Long before the final demise of main line steam in north-west England, many enthusiasts had accepted it was all over and had found hobbies anew. Not so Trevor Gregg and fellow diehard steam aficionados, who sought out places where standard gauge steam was still very much in use – on colliery and other industrial internal systems in the North.
With no main line steam to photograph, after British Rail ran its final steam-hauled main line passenger train, the ‘Fifteen Guinea Special’ of August 11, 1968, and the departure of A3 Pacific No. 4472 Flying Scotsman on its ill-fated tour of North America, my attention then became focused on industrial steam, principally colliery steam in Northumberland.
Colliery steam was in decline. A few diesels had been around for a number of years but it was the arrival of surplus BR diesels, made redundant by branch line closures under Beeching, that would eventually bring an end to colliery steam.
The large Ashington system was the first to experience this with the arrival of the Swindon-built Western Region diesel hydraulic Class 14 0-6-0s. D9511 arrived in January 1969. Two months later it was D9528 and D9508, then three months later a further four.

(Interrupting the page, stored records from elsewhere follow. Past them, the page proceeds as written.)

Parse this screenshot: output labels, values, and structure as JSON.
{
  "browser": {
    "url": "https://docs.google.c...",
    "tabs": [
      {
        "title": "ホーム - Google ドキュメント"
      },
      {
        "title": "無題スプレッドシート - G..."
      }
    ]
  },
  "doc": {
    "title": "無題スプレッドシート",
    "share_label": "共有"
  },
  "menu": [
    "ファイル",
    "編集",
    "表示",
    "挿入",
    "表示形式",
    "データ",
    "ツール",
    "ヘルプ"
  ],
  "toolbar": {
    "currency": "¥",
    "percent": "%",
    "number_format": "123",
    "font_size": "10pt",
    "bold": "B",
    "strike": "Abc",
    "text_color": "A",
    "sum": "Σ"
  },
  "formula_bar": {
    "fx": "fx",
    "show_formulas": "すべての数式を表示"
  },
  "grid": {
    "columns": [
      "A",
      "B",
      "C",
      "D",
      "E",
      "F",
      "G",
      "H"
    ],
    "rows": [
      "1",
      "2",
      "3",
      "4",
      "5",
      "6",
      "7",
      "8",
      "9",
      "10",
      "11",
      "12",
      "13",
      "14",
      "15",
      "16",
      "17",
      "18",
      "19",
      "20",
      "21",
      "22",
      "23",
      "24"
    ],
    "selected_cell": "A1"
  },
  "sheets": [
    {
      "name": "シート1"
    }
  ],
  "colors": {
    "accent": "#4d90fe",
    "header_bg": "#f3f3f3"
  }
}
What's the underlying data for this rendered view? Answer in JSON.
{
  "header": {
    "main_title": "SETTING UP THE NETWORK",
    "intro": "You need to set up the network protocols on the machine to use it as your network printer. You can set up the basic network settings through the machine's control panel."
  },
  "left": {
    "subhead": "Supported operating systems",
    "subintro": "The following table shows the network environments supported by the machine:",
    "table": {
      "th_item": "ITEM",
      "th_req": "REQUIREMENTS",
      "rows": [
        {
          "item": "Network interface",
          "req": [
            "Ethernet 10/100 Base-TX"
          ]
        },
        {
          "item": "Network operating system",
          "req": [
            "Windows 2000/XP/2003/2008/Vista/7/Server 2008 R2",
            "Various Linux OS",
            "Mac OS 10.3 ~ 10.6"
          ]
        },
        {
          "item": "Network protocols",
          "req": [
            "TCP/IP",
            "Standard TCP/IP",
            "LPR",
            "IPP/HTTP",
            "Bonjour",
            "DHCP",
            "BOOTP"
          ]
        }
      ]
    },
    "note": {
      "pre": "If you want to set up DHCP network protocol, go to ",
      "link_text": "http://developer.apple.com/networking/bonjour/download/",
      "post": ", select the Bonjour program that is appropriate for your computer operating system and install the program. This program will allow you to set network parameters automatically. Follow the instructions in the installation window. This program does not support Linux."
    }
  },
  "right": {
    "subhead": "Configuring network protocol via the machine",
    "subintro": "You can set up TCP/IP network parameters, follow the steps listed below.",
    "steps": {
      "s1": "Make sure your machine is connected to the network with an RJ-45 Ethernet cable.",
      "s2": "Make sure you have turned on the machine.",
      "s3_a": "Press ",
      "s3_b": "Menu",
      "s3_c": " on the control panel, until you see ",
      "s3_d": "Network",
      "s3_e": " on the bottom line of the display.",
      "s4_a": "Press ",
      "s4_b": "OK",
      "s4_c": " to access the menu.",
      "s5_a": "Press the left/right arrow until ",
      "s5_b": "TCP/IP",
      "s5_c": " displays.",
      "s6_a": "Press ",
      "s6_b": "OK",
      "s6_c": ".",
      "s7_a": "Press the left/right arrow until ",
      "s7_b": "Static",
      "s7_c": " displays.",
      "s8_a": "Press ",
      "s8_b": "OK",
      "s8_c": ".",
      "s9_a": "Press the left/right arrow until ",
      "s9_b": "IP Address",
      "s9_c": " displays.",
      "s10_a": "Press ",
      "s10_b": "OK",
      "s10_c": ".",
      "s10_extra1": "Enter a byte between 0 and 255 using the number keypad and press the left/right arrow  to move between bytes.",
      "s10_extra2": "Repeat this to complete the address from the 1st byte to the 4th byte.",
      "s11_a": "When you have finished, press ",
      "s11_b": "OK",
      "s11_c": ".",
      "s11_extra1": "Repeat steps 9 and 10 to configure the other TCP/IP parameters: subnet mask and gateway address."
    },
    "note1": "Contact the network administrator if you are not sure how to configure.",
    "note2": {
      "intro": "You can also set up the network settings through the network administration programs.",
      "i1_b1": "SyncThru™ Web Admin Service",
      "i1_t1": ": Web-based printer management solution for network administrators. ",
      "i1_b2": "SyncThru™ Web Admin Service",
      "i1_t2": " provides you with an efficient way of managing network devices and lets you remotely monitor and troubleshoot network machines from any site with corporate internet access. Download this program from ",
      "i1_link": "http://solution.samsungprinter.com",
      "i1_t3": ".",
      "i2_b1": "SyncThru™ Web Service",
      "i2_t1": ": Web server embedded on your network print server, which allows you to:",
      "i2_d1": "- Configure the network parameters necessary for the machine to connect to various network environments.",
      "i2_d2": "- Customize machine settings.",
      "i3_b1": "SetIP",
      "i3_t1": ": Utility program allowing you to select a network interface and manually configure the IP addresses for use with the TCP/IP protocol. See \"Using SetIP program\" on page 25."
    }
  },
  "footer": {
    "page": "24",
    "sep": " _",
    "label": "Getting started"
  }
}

The Paxmans were used at other collieries, but it was at Ashington where they were most successful. Nineteen of these locomotives ended up working at Ashington. On a visit to the Ashington sheds in April of that year, I found there was still 16 steam locomotives, but a month later this had reduced to seven as the numbers of Paxmans increased.
The number of steam locomotives gradually reduced until the final two – NCB Nos. 41 and 43 – were withdrawn and scrapped in March 1973.
In south Northumberland there were two steam operational centres – Backworth and Burradon. At Backworth there were engine sheds at Eccles Colliery, and when I started visiting in 1969 the sheds were allocated seven steam locomotives with normally four in steam. The locomotives were used for moving coal from Eccles Colliery and Fenwick Colliery to the BR exchange sidings on the Blyth and Tyne Line.
Read more and view more images in Issue 245 of HR – on sale now!Enjoy more Heritage Railway reading in the four-weekly magazine. Click here to subscribe.